From Spaceboy, a superhuman whose head has been transplanted onto a Martian gorilla, to The Rumor, who has the ability to alter reality by lying, Way’s universe is centred on uniquely complex characters. He introduces stereotypes before turning them on their head within his sharp-witted narrative, resulting in a fantastically outrageous and surreal world where you’re never quite sure what will happen next.
5 Days to Die
5 Days to Die is a dark story of vengeance that focuses on Detective Ray Crisara as he tracks down the people who are responsible for a planned car crash which killed his wife and left his daughter on life support.
While on the surface Ray seems like just another stereotypical middle-aged, gravel-eating, metaphor-muttering, fight-seeking, tough guy, it’s his personal character arc that remains particularly interesting throughout this five-issue miniseries.

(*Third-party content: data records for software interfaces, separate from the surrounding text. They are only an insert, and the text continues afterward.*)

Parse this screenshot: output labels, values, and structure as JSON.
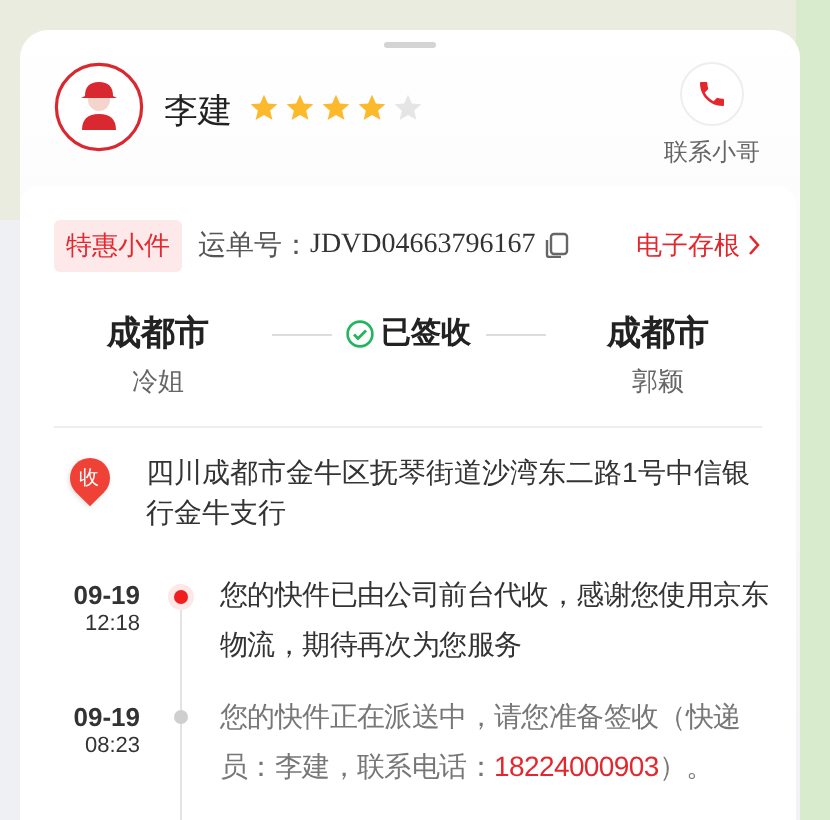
{
  "courier": {
    "name": "李建",
    "stars": 4,
    "call_label": "联系小哥"
  },
  "waybill": {
    "tag": "特惠小件",
    "label": "运单号：",
    "number": "JDVD04663796167",
    "link": "电子存根"
  },
  "route": {
    "from_city": "成都市",
    "from_name": "冷姐",
    "status": "已签收",
    "to_city": "成都市",
    "to_name": "郭颖"
  },
  "address": {
    "pin": "收",
    "text": "四川成都市金牛区抚琴街道沙湾东二路1号中信银行金牛支行"
  },
  "events": [
    {
      "date": "09-19",
      "time": "12:18",
      "current": true,
      "text": "您的快件已由公司前台代收，感谢您使用京东物流，期待再次为您服务"
    },
    {
      "date": "09-19",
      "time": "08:23",
      "current": false,
      "text": "您的快件正在派送中，请您准备签收（快递员：李建，联系电话：",
      "phone": "18224000903",
      "text_after": "）。"
    }
  ]
}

Ray was affected emotionally by the traumatic events of the car crash, but also physically as he is left with several skull fragments slowly making their way into his brain, giving him the time limit of five days to enact his vengeance.
Unfortunately the water-loving superhero has always been plagued by ridicule and regarded as a weak, unremarkable hero with useless powers. However, since DC’s New 52 re-launch in late 2011 Aquaman, with a well written, self referential narrative, which is grittier than expected, now stands a revitalised hero on par with the other DC legends.
With plans for a Justice League movie, including a reboot of Batman, it can be assumed that it will be treated in the same way as The Avengers, with each member of the illustrious league getting their own feature length genesis film. Hit television series Entourage predicted its fate as a box-office behemoth directed by James Cameron, and if this is the way Hollywood will treat this hero let’s hope they use the New 52 as source, where he will be dishing out all kinds of aquatic ass-kickings.
This critically acclaimed graphic novel series created by British author Neil Gaiman and published by DC follows the central character The Lord of Dreams, the physical embodiment of the concept of dreams, who must rebuild his kingdom after his seventy year absence where he was imprisoned and held captive by an occult ritual. The series was originally a dark horror, but over the years more surreal aspects have been introduced and it has evolved into fantasy. Gaiman’s narrative really puts the graphic into graphic novel, as he frequently presents grotesque images and nudity. While the latter is rather subdued the gore isn’t meaning a film adaptation would be aimed at an adult audience.
Plans for a Sandman adaptation have been floating around since the nineties, where Warner Bros. were originally developing, but unfortunately it has remained in development hell. The Sandman would have to be a huge franchise piece, due to the size of its fan base, but also due to the amount of novels created. As shown previously it is a tough ask to translate Gaiman’s work from page to screen and only someone who is passionate about the source material will find similar results to Kick-Ass, Scott Pilgrim vs. The World and Watchmen.